African American Studies
African American studies examines the unique experiences of African-descended people living in the North American colonies and the United States from the 17th century to today.
Students who take courses in this area acquire a special skill set that will enable them to critically interrogate their own experience, as well as the world around them.
The degree program also provides valuable background for careers in areas such as community work, public school teaching, religion, government, political science, and law.
Why Study at Iowa?
Iowa’s African American Studies Program features a broad-based curriculum and faculty who specialize in a wide range of topics. Because it is a small program, there are many opportunities for individualized attention.
The department formed in 1969 with courses intended to foster awareness of the role of African Americans in the development of the United States. Courses also were designed to promote understanding of the conditions and concerns of African Americans. Since then, the curriculum has grown and has become more comprehensive.
The curriculum for the Bachelor of Arts (BA) degree in African American studies begins with two introductory courses: Foundations in African American Studies and either Introduction to African American Society (for students with a social science focus) or Introduction to African American Culture (for those with a humanities focus).
Then you'll take two courses in each of these core areas, plus some elective course work:
- History, religion, and the diaspora
- Literature and performing arts
- Media, politics, and social institutions
See African American Studies in the UI General Catalog to learn more about this major and graduating with honors.
Minor in African American Studies
Students in this major need to meet the requirements for admission to the College of Liberal Arts and Sciences.

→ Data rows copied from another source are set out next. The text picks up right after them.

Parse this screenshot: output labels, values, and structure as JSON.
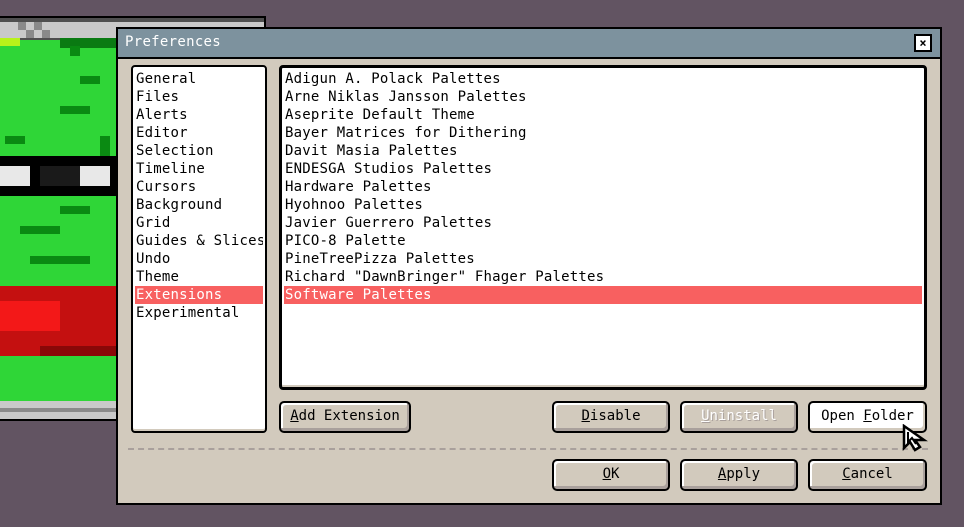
{
  "dialog": {
    "title": "Preferences",
    "close_label": "×"
  },
  "categories": [
    {
      "label": "General"
    },
    {
      "label": "Files"
    },
    {
      "label": "Alerts"
    },
    {
      "label": "Editor"
    },
    {
      "label": "Selection"
    },
    {
      "label": "Timeline"
    },
    {
      "label": "Cursors"
    },
    {
      "label": "Background"
    },
    {
      "label": "Grid"
    },
    {
      "label": "Guides & Slices"
    },
    {
      "label": "Undo"
    },
    {
      "label": "Theme"
    },
    {
      "label": "Extensions",
      "selected": true
    },
    {
      "label": "Experimental"
    }
  ],
  "extensions": [
    {
      "label": "Adigun A. Polack Palettes"
    },
    {
      "label": "Arne Niklas Jansson Palettes"
    },
    {
      "label": "Aseprite Default Theme"
    },
    {
      "label": "Bayer Matrices for Dithering"
    },
    {
      "label": "Davit Masia Palettes"
    },
    {
      "label": "ENDESGA Studios Palettes"
    },
    {
      "label": "Hardware Palettes"
    },
    {
      "label": "Hyohnoo Palettes"
    },
    {
      "label": "Javier Guerrero Palettes"
    },
    {
      "label": "PICO-8 Palette"
    },
    {
      "label": "PineTreePizza Palettes"
    },
    {
      "label": "Richard \"DawnBringer\" Fhager Palettes"
    },
    {
      "label": "Software Palettes",
      "selected": true
    }
  ],
  "buttons": {
    "add_extension": {
      "mnemonic": "A",
      "rest": "dd Extension"
    },
    "disable": {
      "mnemonic": "D",
      "rest": "isable"
    },
    "uninstall": {
      "mnemonic": "U",
      "rest": "ninstall"
    },
    "open_folder": {
      "pre": "Open ",
      "mnemonic": "F",
      "rest": "older"
    },
    "ok": {
      "mnemonic": "O",
      "rest": "K"
    },
    "apply": {
      "mnemonic": "A",
      "rest": "pply"
    },
    "cancel": {
      "mnemonic": "C",
      "rest": "ancel"
    }
  },
  "colors": {
    "background": "#625462",
    "dialog_face": "#d2cabd",
    "titlebar": "#7d929e",
    "selection": "#f86060",
    "sprite_green": "#2fd637"
  },
  "icons": {
    "close": "close-icon",
    "cursor": "mouse-pointer-icon"
  }
}
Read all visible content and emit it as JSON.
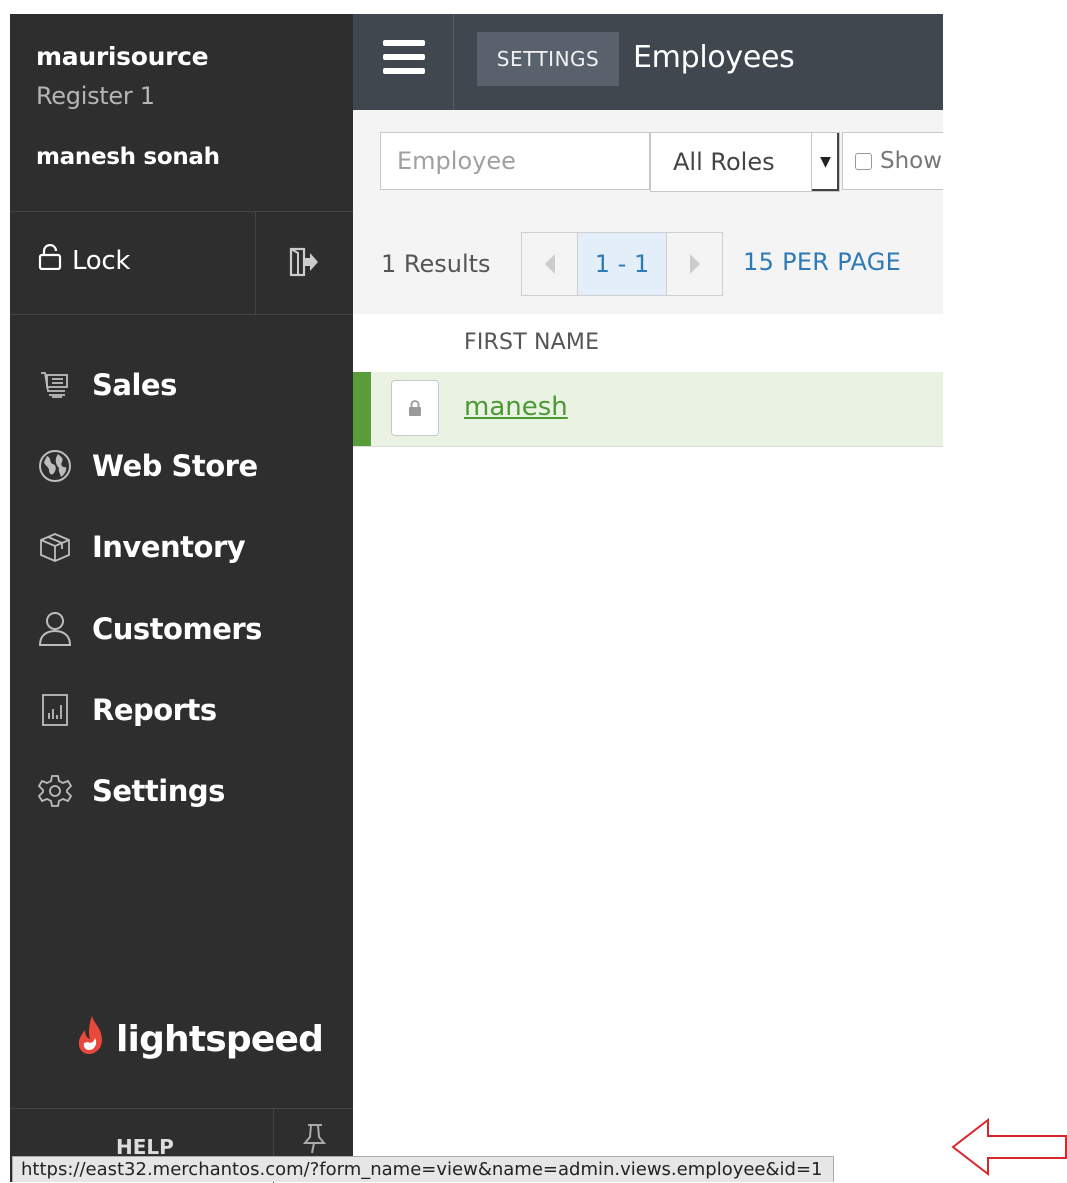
{
  "sidebar": {
    "store_name": "maurisource",
    "register_name": "Register 1",
    "user_name": "manesh sonah",
    "lock_label": "Lock",
    "nav": [
      {
        "label": "Sales",
        "icon": "register-icon"
      },
      {
        "label": "Web Store",
        "icon": "globe-icon"
      },
      {
        "label": "Inventory",
        "icon": "box-icon"
      },
      {
        "label": "Customers",
        "icon": "person-icon"
      },
      {
        "label": "Reports",
        "icon": "report-icon"
      },
      {
        "label": "Settings",
        "icon": "gear-icon"
      }
    ],
    "logo_text": "lightspeed",
    "help_label": "HELP"
  },
  "topbar": {
    "section": "SETTINGS",
    "title": "Employees"
  },
  "filters": {
    "employee_placeholder": "Employee",
    "role_value": "All Roles",
    "show_label": "Show"
  },
  "pagination": {
    "results": "1 Results",
    "range": "1 - 1",
    "per_page": "15 PER PAGE"
  },
  "table": {
    "columns": [
      "FIRST NAME"
    ],
    "rows": [
      {
        "first_name": "manesh"
      }
    ]
  },
  "status_url": "https://east32.merchantos.com/?form_name=view&name=admin.views.employee&id=1",
  "colors": {
    "sidebar_bg": "#2e2e2e",
    "topbar_bg": "#40474f",
    "link_blue": "#2e7ab8",
    "row_green": "#5a9b3a",
    "logo_red": "#e8493c",
    "arrow_red": "#d9262b"
  }
}
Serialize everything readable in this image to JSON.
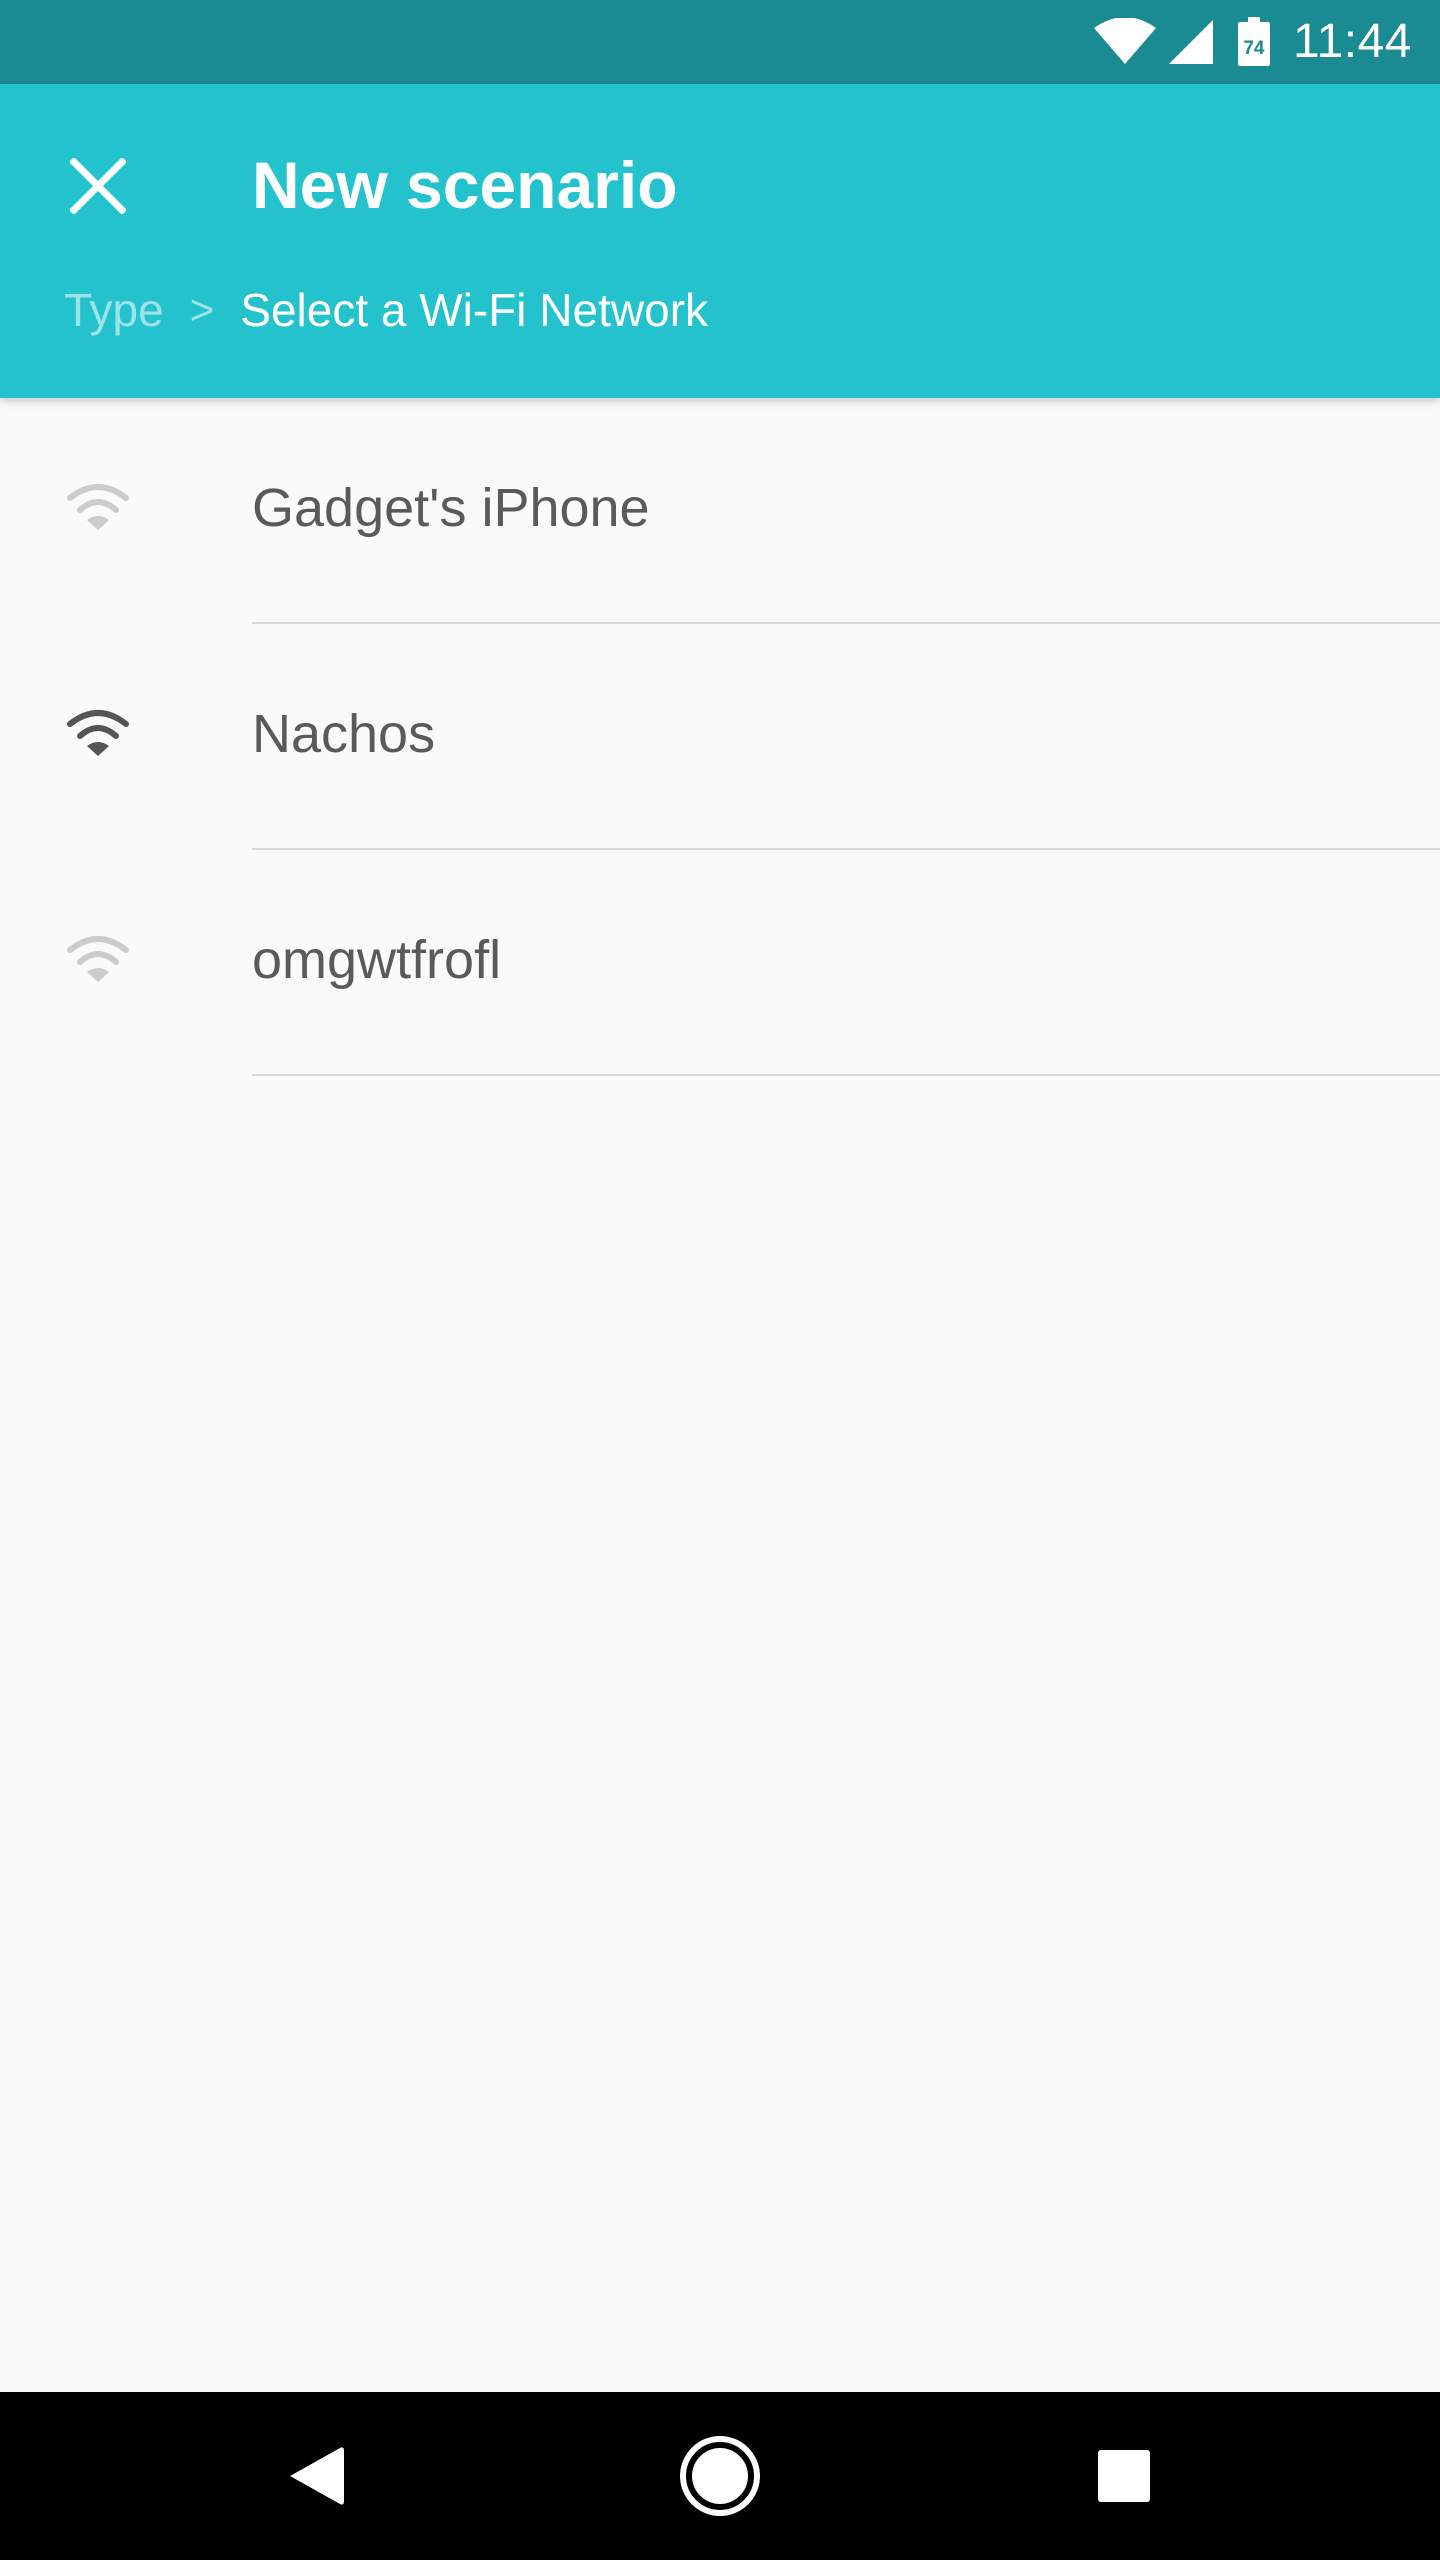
{
  "status_bar": {
    "time": "11:44",
    "battery_level": "74",
    "icons": [
      "wifi-icon",
      "cell-signal-icon",
      "battery-icon"
    ]
  },
  "app_bar": {
    "title": "New scenario",
    "close_icon": "close-icon",
    "breadcrumb": {
      "type_label": "Type",
      "separator": ">",
      "current_label": "Select a Wi-Fi Network"
    },
    "color": "#24c2cc"
  },
  "networks": [
    {
      "name": "Gadget's iPhone",
      "icon": "wifi-icon",
      "connected": false
    },
    {
      "name": "Nachos",
      "icon": "wifi-icon",
      "connected": true
    },
    {
      "name": "omgwtfrofl",
      "icon": "wifi-icon",
      "connected": false
    }
  ],
  "nav_bar": {
    "icons": [
      "back-icon",
      "home-icon",
      "recents-icon"
    ]
  },
  "colors": {
    "status_bar": "#1a8a93",
    "accent": "#24c2cc",
    "wifi_inactive": "#cccccc",
    "wifi_active": "#555555"
  }
}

Admission Requirements Tabs
The African American Studies Program sponsors activities that enrich the community’s social, cultural, and intellectual experiences. One of these is Darwin Turner Action Theatre, a social outreach group that focuses on African American dramatic literature.
Also, the Afro-American Cultural Center on Melrose Avenue serves as a museum and library of educational and cultural artifacts and exhibits of black culture, providing cultural enrichment for Iowa City and knowledge aimed at promoting interracial understanding. The center features programs and services to meet the needs of African American studies majors, including conferences, workshops, forums, film series, and discussion groups; private rooms for confidential consultations; study areas; computers; a library; employment listings; and social areas.
The African American Studies Program posts notices of study abroad opportunities of special interest to its students. Links with universities in Africa, the Caribbean, South America, and Mexico give you the chance to study in those areas. The UI Office for Study Abroad offers a wide variety of programs in many countries.
Faculty, Facilities, and Resources
African American studies is interdisciplinary, drawing faculty from American studies; communication studies; education; English; gender, women's, and sexuality studies; history; journalism and mass communication; therapeutic recreation; religious studies; rhetoric; sociology; and theatre arts.
The African American studies major provides valuable background for careers in a diverse society, in areas such as community work, public school teaching, religion, government, political science, and law. Some graduates go on to advanced study, many preparing for work as teachers and administrators at colleges and universities.
Iowa graduates have job placement rates ranging from 86-100 percent, depending on their area of study, and our Pomerantz Career Center offers multiple resources to help students find internships and jobs.
Apply to the College of Liberal Arts and Sciences.